Task to complete: Gather each line containing the string "NORMAL" from these entries.

Data section:
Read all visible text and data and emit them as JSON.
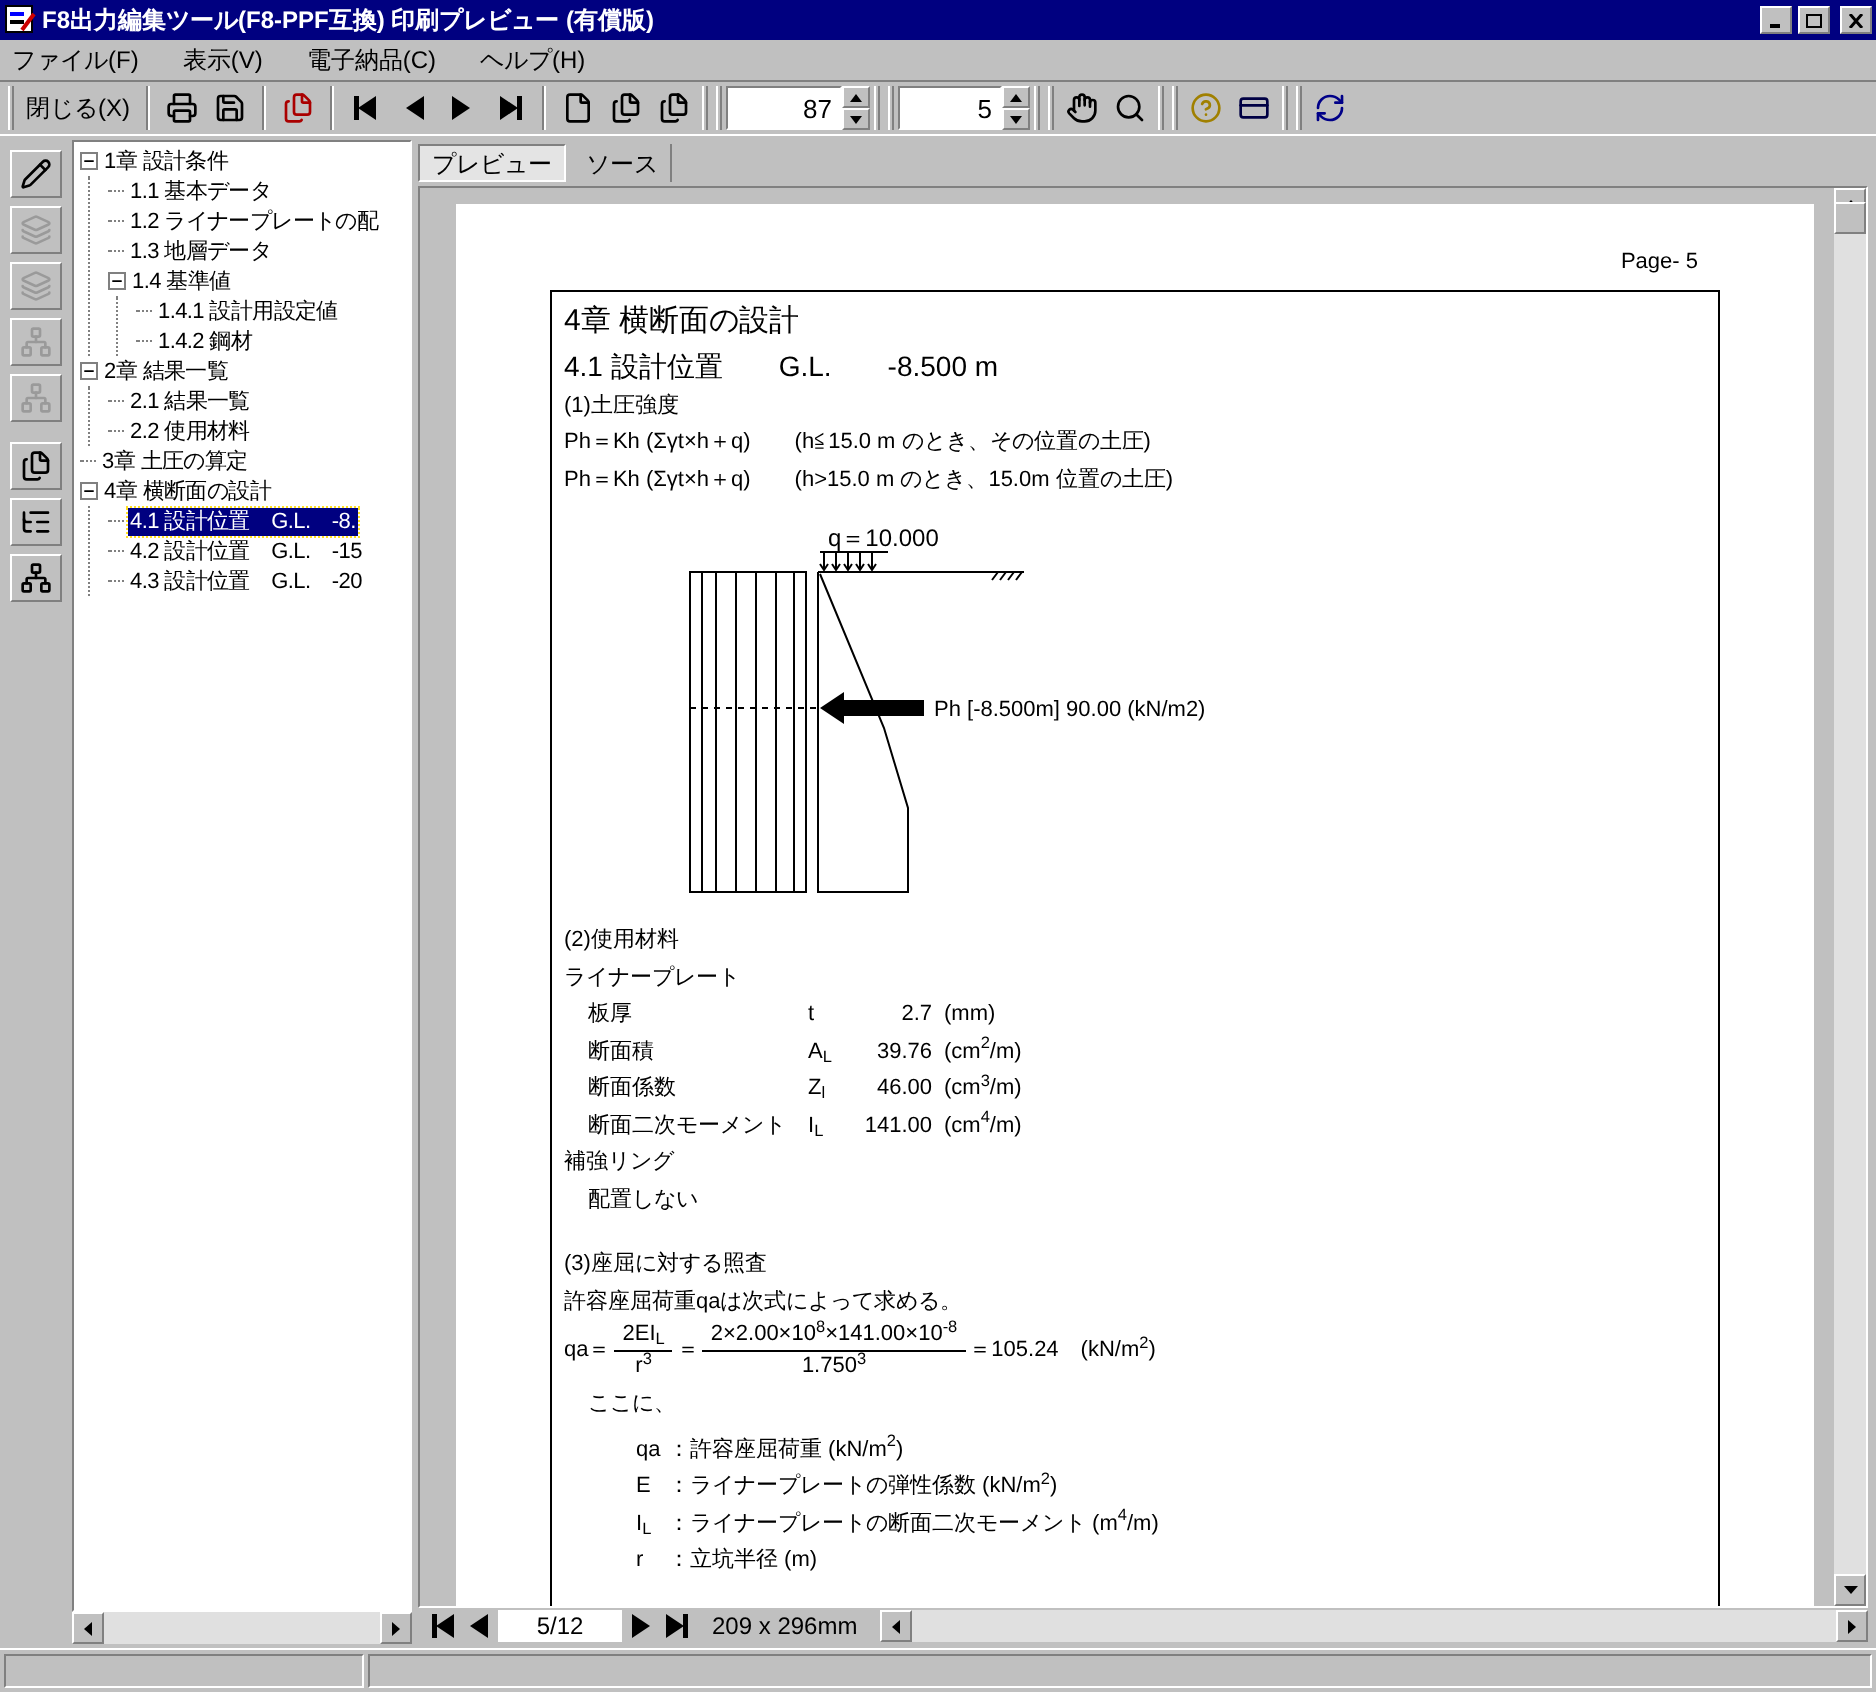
{
  "window": {
    "title": "F8出力編集ツール(F8-PPF互換) 印刷プレビュー (有償版)"
  },
  "menu": [
    "ファイル(F)",
    "表示(V)",
    "電子納品(C)",
    "ヘルプ(H)"
  ],
  "toolbar": {
    "close_label": "閉じる(X)",
    "zoom": "87",
    "page": "5"
  },
  "side_tools": [
    {
      "disabled": false
    },
    {
      "disabled": true
    },
    {
      "disabled": true
    },
    {
      "disabled": true
    },
    {
      "disabled": true
    },
    {
      "disabled": false
    },
    {
      "disabled": false
    },
    {
      "disabled": false
    }
  ],
  "tree": [
    {
      "label": "1章 設計条件",
      "expanded": true,
      "selected": false,
      "children": [
        {
          "label": "1.1 基本データ",
          "selected": false
        },
        {
          "label": "1.2 ライナープレートの配",
          "selected": false
        },
        {
          "label": "1.3 地層データ",
          "selected": false
        },
        {
          "label": "1.4 基準値",
          "expanded": true,
          "selected": false,
          "children": [
            {
              "label": "1.4.1 設計用設定値",
              "selected": false
            },
            {
              "label": "1.4.2 鋼材",
              "selected": false
            }
          ]
        }
      ]
    },
    {
      "label": "2章 結果一覧",
      "expanded": true,
      "selected": false,
      "children": [
        {
          "label": "2.1 結果一覧",
          "selected": false
        },
        {
          "label": "2.2 使用材料",
          "selected": false
        }
      ]
    },
    {
      "label": "3章 土圧の算定",
      "selected": false
    },
    {
      "label": "4章 横断面の設計",
      "expanded": true,
      "selected": false,
      "children": [
        {
          "label": "4.1 設計位置　G.L.　-8.",
          "selected": true
        },
        {
          "label": "4.2 設計位置　G.L.　-15",
          "selected": false
        },
        {
          "label": "4.3 設計位置　G.L.　-20",
          "selected": false
        }
      ]
    }
  ],
  "tabs": [
    {
      "label": "プレビュー",
      "selected": true
    },
    {
      "label": "ソース",
      "selected": false
    }
  ],
  "page": {
    "page_label": "Page- 5",
    "chapter": "4章 横断面の設計",
    "section": "4.1 設計位置　　G.L.　　-8.500 m",
    "earth_pressure": {
      "heading": "(1)土圧強度",
      "lines": [
        "Ph＝Kh (Σγt×h＋q)　　(h≦15.0 m のとき、その位置の土圧)",
        "Ph＝Kh (Σγt×h＋q)　　(h>15.0 m のとき、15.0m 位置の土圧)"
      ]
    },
    "diagram": {
      "load_label": "q＝10.000",
      "pressure_label": "Ph [-8.500m] 90.00 (kN/m2)"
    },
    "materials": {
      "heading": "(2)使用材料",
      "subheading": "ライナープレート",
      "rows": [
        {
          "name": "板厚",
          "symbol": "t",
          "value": "2.7",
          "unit": "(mm)"
        },
        {
          "name": "断面積",
          "symbol": "A$_{L}$",
          "value": "39.76",
          "unit": "(cm$^{2}$/m)"
        },
        {
          "name": "断面係数",
          "symbol": "Z$_{l}$",
          "value": "46.00",
          "unit": "(cm$^{3}$/m)"
        },
        {
          "name": "断面二次モーメント",
          "symbol": "I$_{L}$",
          "value": "141.00",
          "unit": "(cm$^{4}$/m)"
        }
      ],
      "ring_heading": "補強リング",
      "ring_value": "配置しない"
    },
    "buckling": {
      "heading": "(3)座屈に対する照査",
      "intro": "許容座屈荷重qaは次式によって求める。",
      "lhs": "qa＝",
      "frac1_top": "2EI$_{L}$",
      "frac1_bottom": "r$^{3}$",
      "eq": "＝",
      "frac2_top": "2×2.00×10$^{8}$×141.00×10$^{-8}$",
      "frac2_bottom": "1.750$^{3}$",
      "result": "＝105.24　(kN/m$^{2}$)",
      "note": "ここに、",
      "definitions": [
        {
          "symbol": "qa",
          "text": "：許容座屈荷重 (kN/m$^{2}$)"
        },
        {
          "symbol": "E",
          "text": "：ライナープレートの弾性係数 (kN/m$^{2}$)"
        },
        {
          "symbol": "I$_{L}$",
          "text": "：ライナープレートの断面二次モーメント (m$^{4}$/m)"
        },
        {
          "symbol": "r",
          "text": "：立坑半径 (m)"
        }
      ]
    }
  },
  "nav": {
    "page": "5/12",
    "size": "209 x 296mm"
  }
}
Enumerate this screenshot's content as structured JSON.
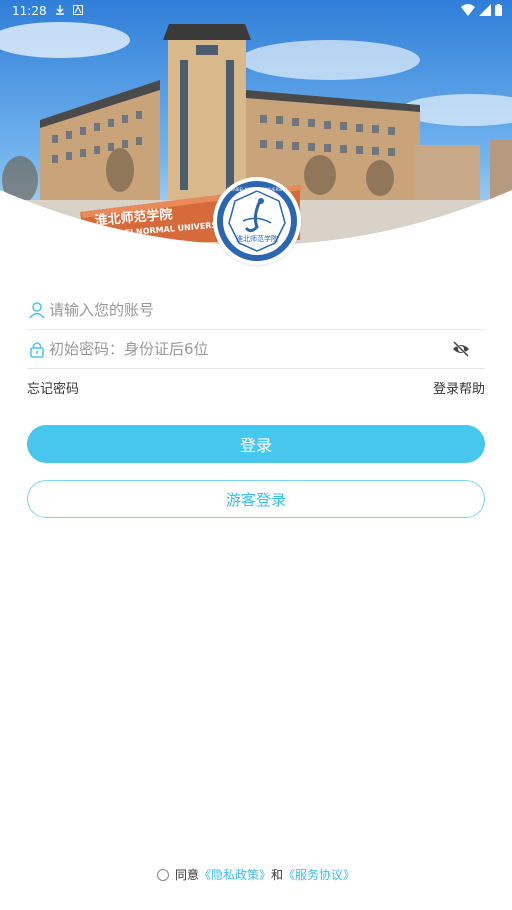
{
  "status_bar": {
    "time": "11:28"
  },
  "banner": {
    "sign_text_cn": "淮北师范学院",
    "sign_text_en": "HUAIBEI NORMAL UNIVERSITY"
  },
  "emblem": {
    "text_cn": "淮北师范学院",
    "text_en": "HUAIBEI NORMAL UNIVERSITY"
  },
  "login": {
    "account_placeholder": "请输入您的账号",
    "password_placeholder": "初始密码：身份证后6位",
    "forgot_password": "忘记密码",
    "login_help": "登录帮助",
    "login_button": "登录",
    "guest_button": "游客登录"
  },
  "agreement": {
    "prefix": "同意",
    "privacy_link": "《隐私政策》",
    "and": "和",
    "service_link": "《服务协议》"
  },
  "colors": {
    "accent": "#48c7ee",
    "link": "#3bbfea"
  }
}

Answer box:
    "sign_text_en": "HUAIBEI NORMAL UNIVERSITY"
    "text_en": "HUAIBEI NORMAL UNIVERSITY"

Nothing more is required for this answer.